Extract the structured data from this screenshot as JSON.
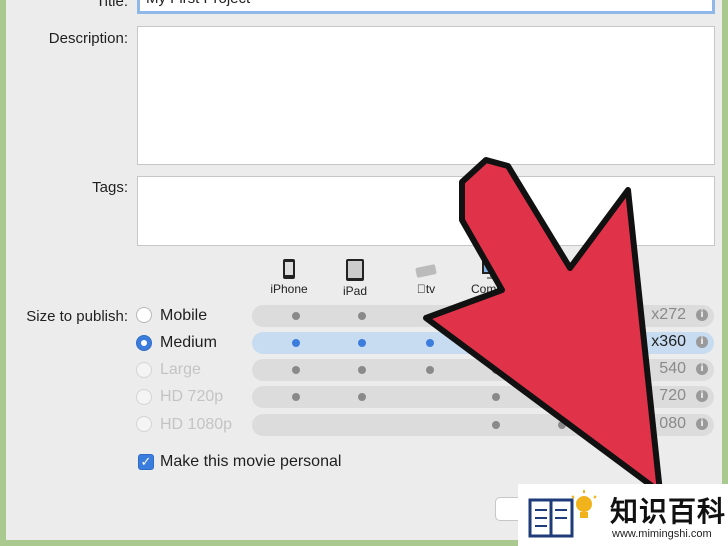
{
  "form": {
    "title_label": "Title:",
    "title_value": "My First Project",
    "description_label": "Description:",
    "tags_label": "Tags:",
    "size_label": "Size to publish:"
  },
  "devices": [
    {
      "name": "iPhone",
      "icon": "iphone-icon"
    },
    {
      "name": "iPad",
      "icon": "ipad-icon"
    },
    {
      "name": "tv",
      "icon": "apple-tv-icon"
    },
    {
      "name": "Comput",
      "icon": "computer-icon"
    }
  ],
  "sizes": [
    {
      "label": "Mobile",
      "dims": "x272"
    },
    {
      "label": "Medium",
      "dims": "x360"
    },
    {
      "label": "Large",
      "dims": "540"
    },
    {
      "label": "HD 720p",
      "dims": "720"
    },
    {
      "label": "HD 1080p",
      "dims": "080"
    }
  ],
  "personal_label": "Make this movie personal",
  "watermark": {
    "text": "知识百科",
    "url": "www.mimingshi.com"
  },
  "colors": {
    "accent": "#3b7ddd",
    "arrow": "#e0334a",
    "frame": "#a9c98f"
  }
}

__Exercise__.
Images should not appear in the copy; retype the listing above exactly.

__Task result__.
Extract the structured data from this screenshot as JSON.
{
  "form": {
    "title_label": "Title:",
    "title_value": "My First Project",
    "description_label": "Description:",
    "tags_label": "Tags:",
    "size_label": "Size to publish:"
  },
  "devices": [
    {
      "name": "iPhone",
      "icon": "iphone-icon"
    },
    {
      "name": "iPad",
      "icon": "ipad-icon"
    },
    {
      "name": "tv",
      "icon": "apple-tv-icon"
    },
    {
      "name": "Comput",
      "icon": "computer-icon"
    }
  ],
  "sizes": [
    {
      "label": "Mobile",
      "dims": "x272"
    },
    {
      "label": "Medium",
      "dims": "x360"
    },
    {
      "label": "Large",
      "dims": "540"
    },
    {
      "label": "HD 720p",
      "dims": "720"
    },
    {
      "label": "HD 1080p",
      "dims": "080"
    }
  ],
  "personal_label": "Make this movie personal",
  "watermark": {
    "text": "知识百科",
    "url": "www.mimingshi.com"
  },
  "colors": {
    "accent": "#3b7ddd",
    "arrow": "#e0334a",
    "frame": "#a9c98f"
  }
}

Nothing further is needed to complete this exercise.